IMPRISONMENT. The restraint of a person contrary to his will. 2 Inst. 589; Baldw. Rep. 239, 600. Imprisonment is either lawful or unlawful; lawful imprisonment is used either for crimes or for the appearance of a party in a civil suit, or on arrest in execution.
3. Imprisonment in civil cases takes place when a defendant on being sued on bailable process refuses or cannot give the bail legally demanded, or is under a capias ad satisfaciendum, when he is taken in execution under a judgment. An unlawful imprisonment, commonly called false imprisonment, (q. v.) meaus any illegal imprisonment whatever, either with or without process, or under color of process wholly illegal, without regard to any question whether any crime has been committed or a debt due.

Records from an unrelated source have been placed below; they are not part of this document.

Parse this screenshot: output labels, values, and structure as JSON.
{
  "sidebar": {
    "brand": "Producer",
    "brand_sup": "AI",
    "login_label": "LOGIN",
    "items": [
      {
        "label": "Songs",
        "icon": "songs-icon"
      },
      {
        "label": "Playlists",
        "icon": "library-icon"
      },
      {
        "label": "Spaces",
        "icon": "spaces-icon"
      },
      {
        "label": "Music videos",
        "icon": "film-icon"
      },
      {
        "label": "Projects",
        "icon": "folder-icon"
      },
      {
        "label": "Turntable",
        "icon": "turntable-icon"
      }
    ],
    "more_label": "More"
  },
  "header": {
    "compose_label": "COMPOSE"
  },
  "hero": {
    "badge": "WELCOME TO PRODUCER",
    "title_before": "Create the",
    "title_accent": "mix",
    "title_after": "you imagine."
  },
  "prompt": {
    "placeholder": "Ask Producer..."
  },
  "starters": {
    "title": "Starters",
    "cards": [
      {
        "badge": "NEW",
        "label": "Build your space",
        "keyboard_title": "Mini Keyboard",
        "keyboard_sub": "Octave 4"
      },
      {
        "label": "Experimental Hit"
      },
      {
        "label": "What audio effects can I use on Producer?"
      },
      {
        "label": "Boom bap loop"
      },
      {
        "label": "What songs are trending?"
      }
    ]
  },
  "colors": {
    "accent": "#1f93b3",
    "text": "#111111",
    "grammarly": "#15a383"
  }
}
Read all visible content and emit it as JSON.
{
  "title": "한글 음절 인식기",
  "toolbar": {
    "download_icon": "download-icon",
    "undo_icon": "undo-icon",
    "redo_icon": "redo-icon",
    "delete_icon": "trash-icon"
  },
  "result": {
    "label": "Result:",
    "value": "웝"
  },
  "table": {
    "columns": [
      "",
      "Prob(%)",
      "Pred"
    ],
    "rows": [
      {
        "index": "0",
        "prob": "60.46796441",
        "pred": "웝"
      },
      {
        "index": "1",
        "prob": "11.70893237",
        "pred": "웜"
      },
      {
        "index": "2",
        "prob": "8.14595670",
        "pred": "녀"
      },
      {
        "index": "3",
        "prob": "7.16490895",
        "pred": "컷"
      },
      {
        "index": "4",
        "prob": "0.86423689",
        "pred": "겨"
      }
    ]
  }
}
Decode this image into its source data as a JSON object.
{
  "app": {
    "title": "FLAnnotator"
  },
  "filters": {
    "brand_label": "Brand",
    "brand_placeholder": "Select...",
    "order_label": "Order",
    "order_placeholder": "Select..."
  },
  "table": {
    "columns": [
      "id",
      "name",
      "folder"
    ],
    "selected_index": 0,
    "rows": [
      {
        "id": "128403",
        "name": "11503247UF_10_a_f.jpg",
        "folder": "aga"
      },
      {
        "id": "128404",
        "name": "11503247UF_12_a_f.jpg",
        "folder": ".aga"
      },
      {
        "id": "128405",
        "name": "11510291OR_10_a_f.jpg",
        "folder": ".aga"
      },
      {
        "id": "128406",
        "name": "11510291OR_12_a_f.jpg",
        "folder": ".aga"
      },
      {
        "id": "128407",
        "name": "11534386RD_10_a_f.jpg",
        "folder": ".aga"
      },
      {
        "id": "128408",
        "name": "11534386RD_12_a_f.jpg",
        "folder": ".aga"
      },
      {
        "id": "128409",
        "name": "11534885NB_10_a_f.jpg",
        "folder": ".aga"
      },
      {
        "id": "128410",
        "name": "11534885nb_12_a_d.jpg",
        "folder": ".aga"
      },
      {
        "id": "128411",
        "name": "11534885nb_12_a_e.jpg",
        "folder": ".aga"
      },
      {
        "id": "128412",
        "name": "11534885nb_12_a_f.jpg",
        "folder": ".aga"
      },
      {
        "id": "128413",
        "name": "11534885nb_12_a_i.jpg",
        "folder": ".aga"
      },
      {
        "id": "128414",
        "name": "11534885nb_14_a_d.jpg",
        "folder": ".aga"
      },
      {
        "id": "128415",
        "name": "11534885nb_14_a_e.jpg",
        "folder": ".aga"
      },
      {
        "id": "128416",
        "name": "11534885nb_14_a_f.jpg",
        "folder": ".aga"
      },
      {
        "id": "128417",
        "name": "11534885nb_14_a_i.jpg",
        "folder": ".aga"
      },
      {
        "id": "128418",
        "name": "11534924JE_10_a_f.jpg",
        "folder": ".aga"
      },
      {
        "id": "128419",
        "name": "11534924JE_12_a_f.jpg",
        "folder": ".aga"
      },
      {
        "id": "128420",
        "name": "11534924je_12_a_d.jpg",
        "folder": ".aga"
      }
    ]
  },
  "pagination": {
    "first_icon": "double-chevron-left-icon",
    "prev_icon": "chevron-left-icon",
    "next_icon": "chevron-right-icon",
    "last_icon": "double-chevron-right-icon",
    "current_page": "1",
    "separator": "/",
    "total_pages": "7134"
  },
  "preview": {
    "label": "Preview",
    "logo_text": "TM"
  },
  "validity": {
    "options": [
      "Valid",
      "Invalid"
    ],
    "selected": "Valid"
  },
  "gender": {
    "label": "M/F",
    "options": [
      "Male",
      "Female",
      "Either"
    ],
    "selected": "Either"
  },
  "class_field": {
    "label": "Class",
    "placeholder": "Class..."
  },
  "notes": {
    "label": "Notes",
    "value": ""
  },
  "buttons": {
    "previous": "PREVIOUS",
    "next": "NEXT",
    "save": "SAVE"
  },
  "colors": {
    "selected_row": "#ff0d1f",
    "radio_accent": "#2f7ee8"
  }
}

4. As to what will amount to an imprisonment, the most obvious modes are confinement in a prison or a private house, but a forcible detention in the street, or the touching of a person by a peace officer by way of arrest, are also imprisonments. Bac. Ab. Trespass, D 3; 1 Esp. R. 431, 526. It has been decided that lifting up a person in his chair, and carrying him out of the room in which he was sitting with others, and excluding him from the room, was not an imprisonment; 1 Chit. Pr. 48; and the merely giving charge of a person to a peace officer, not followed by any actual apprehension of the person, does not amount to an imprisonment, though the party to avoid it, next day attend at a police; 1 Esp. R. 431; New Rep. 211; 1 Carr. & Pavn. 153; S. C. II Eng. Com. Law, R. 351; and if, in consequence of a message from a sheriff's officer holding a writ, the defendant execute and send him a bail bond, such submission to the process will not constitute an arrest. 6 Bar. & Cres. 528; S. C. 13 Eng. Com. Law Rep. 245; Dowl. & R. 233. Vide, generally, 14 Vin. Ab. 342; 4 Com. Dig. 618; 1 Chit. Pr. 47; Merl. R«pert. mot Emprisonment; 17 Eng. Com. L. R. 246, n.